Page and application data records:
[Start of section]
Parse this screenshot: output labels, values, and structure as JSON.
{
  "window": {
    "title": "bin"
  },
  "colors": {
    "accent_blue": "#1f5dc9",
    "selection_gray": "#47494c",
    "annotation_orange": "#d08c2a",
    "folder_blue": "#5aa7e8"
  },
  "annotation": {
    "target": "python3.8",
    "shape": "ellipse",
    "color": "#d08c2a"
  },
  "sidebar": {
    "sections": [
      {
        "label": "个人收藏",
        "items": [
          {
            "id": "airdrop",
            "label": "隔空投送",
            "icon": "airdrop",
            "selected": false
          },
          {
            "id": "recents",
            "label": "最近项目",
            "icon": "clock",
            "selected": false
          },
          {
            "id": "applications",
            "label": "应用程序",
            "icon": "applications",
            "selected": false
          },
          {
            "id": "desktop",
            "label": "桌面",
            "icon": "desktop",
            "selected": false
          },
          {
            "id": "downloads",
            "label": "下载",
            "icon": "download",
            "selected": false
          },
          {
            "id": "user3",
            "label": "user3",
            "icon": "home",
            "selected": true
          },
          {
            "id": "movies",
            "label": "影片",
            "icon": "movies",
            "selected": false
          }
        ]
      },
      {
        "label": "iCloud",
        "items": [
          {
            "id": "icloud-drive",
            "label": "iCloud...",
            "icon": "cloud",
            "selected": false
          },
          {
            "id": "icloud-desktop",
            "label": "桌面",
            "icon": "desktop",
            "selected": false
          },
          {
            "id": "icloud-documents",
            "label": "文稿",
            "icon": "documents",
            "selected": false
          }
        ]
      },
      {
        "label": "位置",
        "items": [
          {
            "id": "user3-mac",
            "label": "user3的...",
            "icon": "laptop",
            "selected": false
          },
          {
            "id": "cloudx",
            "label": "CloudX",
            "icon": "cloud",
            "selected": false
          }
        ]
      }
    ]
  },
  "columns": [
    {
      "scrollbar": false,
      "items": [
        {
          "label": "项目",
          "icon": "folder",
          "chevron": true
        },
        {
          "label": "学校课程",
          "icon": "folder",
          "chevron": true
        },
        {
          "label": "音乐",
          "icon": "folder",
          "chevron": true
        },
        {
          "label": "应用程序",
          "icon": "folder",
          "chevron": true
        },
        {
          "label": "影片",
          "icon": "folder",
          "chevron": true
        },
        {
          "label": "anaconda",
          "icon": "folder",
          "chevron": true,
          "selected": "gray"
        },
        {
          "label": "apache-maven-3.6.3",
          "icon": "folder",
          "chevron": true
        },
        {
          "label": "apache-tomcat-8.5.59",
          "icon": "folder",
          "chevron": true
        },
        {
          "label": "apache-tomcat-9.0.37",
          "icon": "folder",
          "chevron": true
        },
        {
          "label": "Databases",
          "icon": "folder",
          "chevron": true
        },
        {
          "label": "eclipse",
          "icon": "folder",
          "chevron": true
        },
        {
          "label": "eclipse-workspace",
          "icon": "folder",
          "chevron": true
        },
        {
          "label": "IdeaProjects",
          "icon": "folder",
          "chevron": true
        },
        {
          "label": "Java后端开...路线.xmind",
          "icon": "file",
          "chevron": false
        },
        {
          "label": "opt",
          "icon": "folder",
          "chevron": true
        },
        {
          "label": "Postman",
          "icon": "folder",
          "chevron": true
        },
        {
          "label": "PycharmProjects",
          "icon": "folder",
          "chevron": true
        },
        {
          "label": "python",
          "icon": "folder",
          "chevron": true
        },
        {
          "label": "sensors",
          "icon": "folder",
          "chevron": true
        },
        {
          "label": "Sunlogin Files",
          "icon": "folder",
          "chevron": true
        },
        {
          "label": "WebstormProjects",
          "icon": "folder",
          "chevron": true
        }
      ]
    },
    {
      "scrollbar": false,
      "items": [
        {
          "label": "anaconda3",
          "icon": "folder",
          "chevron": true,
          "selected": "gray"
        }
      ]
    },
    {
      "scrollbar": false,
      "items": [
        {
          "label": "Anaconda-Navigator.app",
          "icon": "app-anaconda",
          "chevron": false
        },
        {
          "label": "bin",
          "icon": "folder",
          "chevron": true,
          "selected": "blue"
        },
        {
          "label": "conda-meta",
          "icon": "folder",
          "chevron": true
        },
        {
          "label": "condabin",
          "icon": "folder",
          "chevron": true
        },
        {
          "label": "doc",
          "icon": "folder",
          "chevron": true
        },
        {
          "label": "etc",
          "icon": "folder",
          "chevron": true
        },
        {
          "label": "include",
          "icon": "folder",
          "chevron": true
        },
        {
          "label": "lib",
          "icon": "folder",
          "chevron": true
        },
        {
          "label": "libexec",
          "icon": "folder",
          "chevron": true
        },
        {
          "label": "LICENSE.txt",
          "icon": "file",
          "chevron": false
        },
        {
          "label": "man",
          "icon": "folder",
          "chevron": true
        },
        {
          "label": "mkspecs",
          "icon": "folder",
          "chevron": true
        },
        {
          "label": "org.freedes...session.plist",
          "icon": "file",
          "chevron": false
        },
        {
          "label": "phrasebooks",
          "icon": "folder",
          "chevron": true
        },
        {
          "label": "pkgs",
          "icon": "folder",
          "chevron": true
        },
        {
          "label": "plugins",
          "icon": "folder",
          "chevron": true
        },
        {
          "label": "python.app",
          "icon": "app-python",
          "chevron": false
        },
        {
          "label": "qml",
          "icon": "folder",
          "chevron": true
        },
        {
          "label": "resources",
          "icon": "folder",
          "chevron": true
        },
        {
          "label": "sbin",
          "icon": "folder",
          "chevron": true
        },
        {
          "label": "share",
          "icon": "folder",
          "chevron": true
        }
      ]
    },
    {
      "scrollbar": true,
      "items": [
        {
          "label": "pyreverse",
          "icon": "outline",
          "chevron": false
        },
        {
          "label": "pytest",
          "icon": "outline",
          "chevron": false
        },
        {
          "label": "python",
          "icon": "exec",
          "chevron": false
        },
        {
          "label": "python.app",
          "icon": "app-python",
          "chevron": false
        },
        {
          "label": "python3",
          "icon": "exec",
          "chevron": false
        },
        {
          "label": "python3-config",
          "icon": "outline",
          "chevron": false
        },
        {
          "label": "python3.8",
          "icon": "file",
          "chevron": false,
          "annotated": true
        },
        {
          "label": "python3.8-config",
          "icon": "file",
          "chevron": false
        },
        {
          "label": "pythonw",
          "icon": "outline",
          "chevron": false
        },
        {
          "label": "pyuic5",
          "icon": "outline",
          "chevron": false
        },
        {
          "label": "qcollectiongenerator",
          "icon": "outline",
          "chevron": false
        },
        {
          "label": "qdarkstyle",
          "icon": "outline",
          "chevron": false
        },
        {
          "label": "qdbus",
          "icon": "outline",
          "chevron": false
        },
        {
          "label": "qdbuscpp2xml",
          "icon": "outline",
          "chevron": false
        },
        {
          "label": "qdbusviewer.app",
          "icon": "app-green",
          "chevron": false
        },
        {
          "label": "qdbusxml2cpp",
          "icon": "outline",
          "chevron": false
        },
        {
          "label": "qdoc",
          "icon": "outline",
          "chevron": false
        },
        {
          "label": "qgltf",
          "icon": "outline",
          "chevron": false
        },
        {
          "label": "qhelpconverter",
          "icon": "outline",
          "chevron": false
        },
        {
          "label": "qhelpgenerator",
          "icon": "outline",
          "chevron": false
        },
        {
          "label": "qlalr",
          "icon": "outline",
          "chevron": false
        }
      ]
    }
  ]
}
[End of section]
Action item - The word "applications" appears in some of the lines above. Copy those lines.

Reply -
            "id": "applications",
            "icon": "applications",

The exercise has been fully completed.